According to http://www.latimes.com/business/la-fi-american-usairways-reservations-20150512-story.html?track=rss, both airlines reservation system will be combined beginning July 2015 and lasting until October 2015 (that's when the US Airways name and brand will officially disappear). Citydude1017 (talk) 18:58, 12 May 2015 (UTC)

US Airways or American Airlines in the "hub for" parameter of infobox for US Airways hub airports?[edit]

US Airways and American Airlines are now recognized as a single carrier by the FAA. The former US Airways flights are still branded as "US Airways" (which will remain a brand until passenger operations are merged) but are operated by American Airlines. Should we put US Airways or American Airlines in the "hub for" infobox for the US Airways hub airports? US Airways until passenger services are completely merged or leave it as American Airlines? The US Airways airport hubs are now listed as "American Airlines" for the hub and the airports are listed at the American Airlines article. Citydude1017 (talk) 07:21, 17 April 2015 (UTC)

I would leave it alone for now. No harm is done by waiting. Does anyone know when the res system will be combined? Vegaswikian (talk) 16:40, 17 April 2015 (UTC)
It's not true anyway that US Airways flights are operated by American Airlines (as noted above but ignored). The operating certificate says operated by "American Airlines or US Airways". If you go book a flight on usairways.com, Expedia, or wherever, you will find that US-operated flights do not have any "operated by" tag (as would be required by law for any flight for which the operating and marketing carriers differ), whereas AA-operated flights say "operated by American Airlines". Similarly, AA-marketed, US-operated flights say "operated by US Airways". So changing anything about the description of operating carriers for US/AA was jumping the gun.
The announced timetable for a single reservation system is end of 2015, with reports from non-reliable sources (aviation forums) suggesting perhaps October 2015. A ways away. —Alex (Ashill | talk | contribs) 16:56, 17 April 2015 (UTC)
@Ashill, July 2015 until October 2015 as per http://www.latimes.com/business/la-fi-american-usairways-reservations-20150512-story.html?track=rss. Citydude1017 (talk) 18:59, 12 May 2015 (UTC)

U-Tapao International Airport[edit]

This is a confused airport. U-Tapao International Airport located between Pattaya and Rayong of Thailand.

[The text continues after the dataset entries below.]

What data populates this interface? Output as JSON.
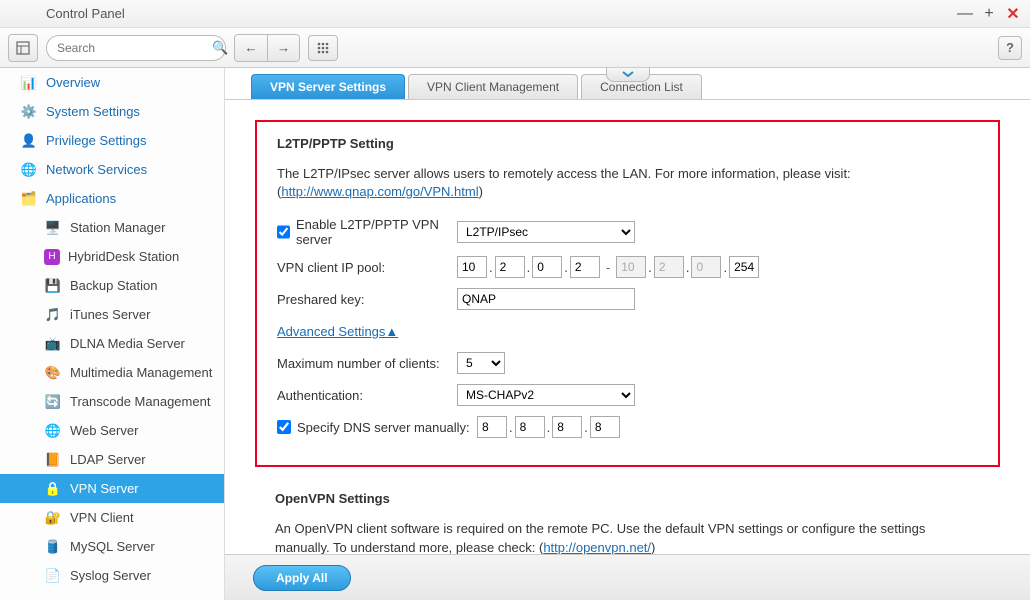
{
  "window": {
    "title": "Control Panel"
  },
  "toolbar": {
    "search_placeholder": "Search"
  },
  "sidebar": {
    "items": [
      {
        "label": "Overview",
        "type": "top"
      },
      {
        "label": "System Settings",
        "type": "top"
      },
      {
        "label": "Privilege Settings",
        "type": "top"
      },
      {
        "label": "Network Services",
        "type": "top"
      },
      {
        "label": "Applications",
        "type": "top"
      },
      {
        "label": "Station Manager",
        "type": "sub"
      },
      {
        "label": "HybridDesk Station",
        "type": "sub"
      },
      {
        "label": "Backup Station",
        "type": "sub"
      },
      {
        "label": "iTunes Server",
        "type": "sub"
      },
      {
        "label": "DLNA Media Server",
        "type": "sub"
      },
      {
        "label": "Multimedia Management",
        "type": "sub"
      },
      {
        "label": "Transcode Management",
        "type": "sub"
      },
      {
        "label": "Web Server",
        "type": "sub"
      },
      {
        "label": "LDAP Server",
        "type": "sub"
      },
      {
        "label": "VPN Server",
        "type": "sub",
        "selected": true
      },
      {
        "label": "VPN Client",
        "type": "sub"
      },
      {
        "label": "MySQL Server",
        "type": "sub"
      },
      {
        "label": "Syslog Server",
        "type": "sub"
      }
    ]
  },
  "tabs": [
    {
      "label": "VPN Server Settings",
      "active": true
    },
    {
      "label": "VPN Client Management"
    },
    {
      "label": "Connection List"
    }
  ],
  "l2tp": {
    "title": "L2TP/PPTP Setting",
    "desc1": "The L2TP/IPsec server allows users to remotely access the LAN. For more information, please visit: (",
    "link": "http://www.qnap.com/go/VPN.html",
    "desc2": ")",
    "enable_label": "Enable L2TP/PPTP VPN server",
    "protocol": "L2TP/IPsec",
    "ip_pool_label": "VPN client IP pool:",
    "ip_start": [
      "10",
      "2",
      "0",
      "2"
    ],
    "ip_end": [
      "10",
      "2",
      "0",
      "254"
    ],
    "psk_label": "Preshared key:",
    "psk_value": "QNAP",
    "advanced": "Advanced Settings▲",
    "max_label": "Maximum number of clients:",
    "max_value": "5",
    "auth_label": "Authentication:",
    "auth_value": "MS-CHAPv2",
    "dns_label": "Specify DNS server manually:",
    "dns_ip": [
      "8",
      "8",
      "8",
      "8"
    ]
  },
  "openvpn": {
    "title": "OpenVPN Settings",
    "desc1": "An OpenVPN client software is required on the remote PC. Use the default VPN settings or configure the settings manually. To understand more, please check: (",
    "link": "http://openvpn.net/",
    "desc2": ")"
  },
  "footer": {
    "apply": "Apply All"
  }
}
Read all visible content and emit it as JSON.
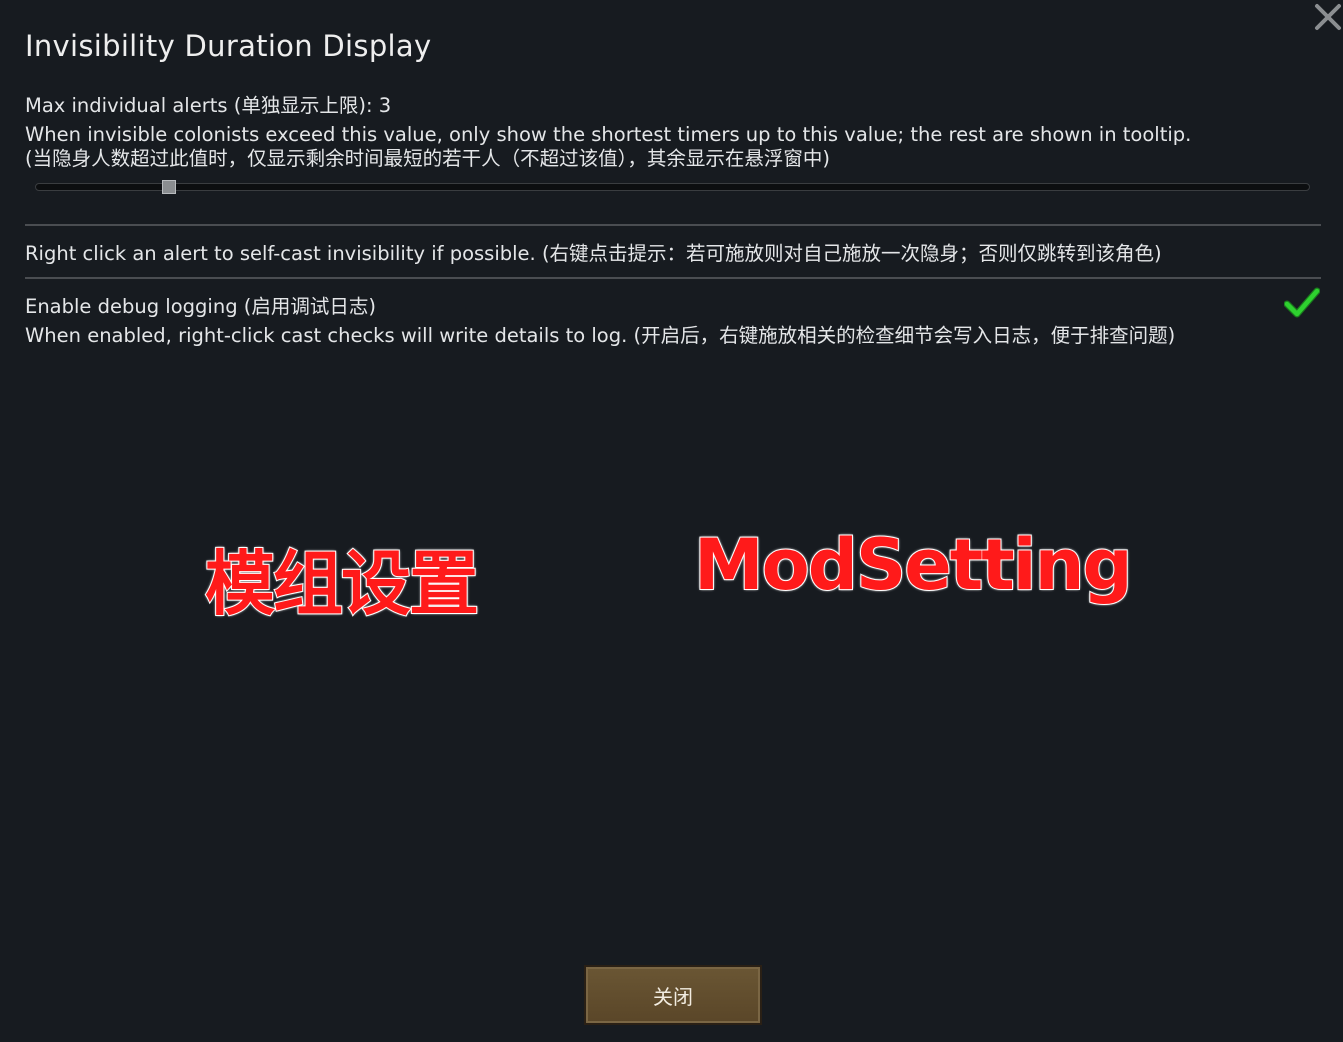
{
  "window": {
    "title": "Invisibility Duration Display"
  },
  "max_alerts": {
    "label": "Max individual alerts (单独显示上限): 3",
    "desc_line1": "When invisible colonists exceed this value, only show the shortest timers up to this value; the rest are shown in tooltip.",
    "desc_line2": "(当隐身人数超过此值时，仅显示剩余时间最短的若干人（不超过该值），其余显示在悬浮窗中)",
    "value": 3
  },
  "right_click": {
    "label": "Right click an alert to self-cast invisibility if possible. (右键点击提示：若可施放则对自己施放一次隐身；否则仅跳转到该角色)"
  },
  "debug_logging": {
    "label": "Enable debug logging (启用调试日志)",
    "desc": "When enabled, right-click cast checks will write details to log. (开启后，右键施放相关的检查细节会写入日志，便于排查问题)",
    "checked": true
  },
  "overlay": {
    "cn": "模组设置",
    "en": "ModSetting"
  },
  "footer": {
    "close_label": "关闭"
  },
  "colors": {
    "background": "#171b20",
    "check": "#27c12b",
    "button": "#5e4a2c",
    "watermark": "#ff1a1a"
  },
  "icons": {
    "close": "close-icon",
    "check": "checkmark-icon"
  }
}
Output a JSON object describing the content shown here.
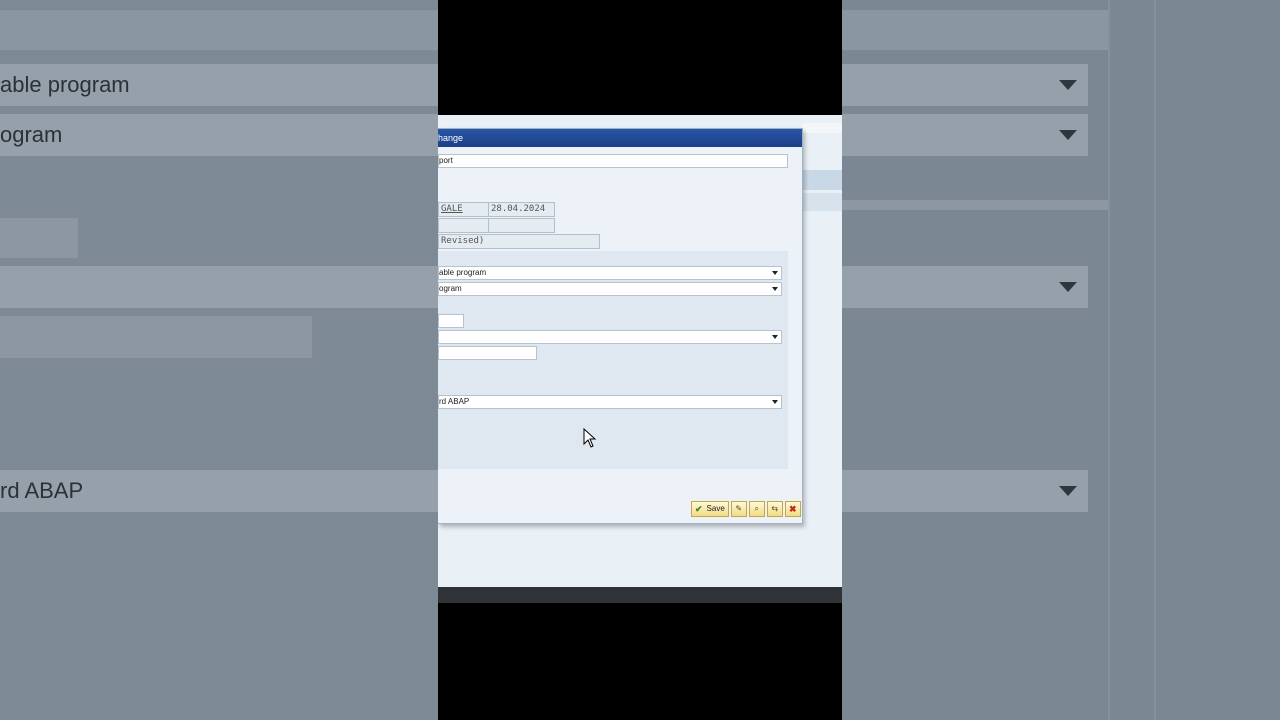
{
  "background": {
    "left_fields": [
      "able program",
      "ogram",
      "",
      "",
      "",
      "rd ABAP"
    ],
    "right_fields": [
      "",
      "",
      "",
      "",
      ""
    ]
  },
  "dialog": {
    "title": "hange",
    "title_field": "port",
    "created_by": "GALE",
    "created_on": "28.04.2024",
    "status": "Revised)",
    "type_value": "able program",
    "status_value": "ogram",
    "language_value": "rd ABAP",
    "save_label": "Save"
  },
  "colors": {
    "titlebar": "#2a56a6",
    "button": "#f2dc86",
    "close": "#c62b1a"
  }
}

Historically, it was named after 'ruea-tapao', type of Chinese junk (ship). From its website [4], the airport was identified as 'U-Tapao-Rayong-Pattaya International Airport'. I not really sure whether U-Tapao itself a city or just a mere name for the airport. According to IATA [5], the city name is U-Tapao, while the airport name is Rayong-Pattaya International. My main concern, how should we list UTP on destination table? It was written as 'Pattaya-U-Tapao'. For me, this name too long and give unnecessary impression as if there was another airport serving Pattaya. For instance, AirAsia [6] and Bangkok Airways [7] listed UTP as 'Pattaya'. On the other hand, Kan Air [8] refer it as 'Pattaya-U-Tapao'. I need a consensus whether to keep 'Pattaya-U-Tapao' or a simpler and straight-foward 'Pattaya'.Tafeax (talk) 20:10, 14 May 2015 (UTC)

Smolensk North UUBS vs XUBS[edit]

this source [9] claims the ICAO designation is UUBS. the source is linked from Smolensk North Airport. the article claims the ICAO designation is XUBS. which is it? --79.240.203.78 (talk) 14:39, 18 May 2015 (UTC)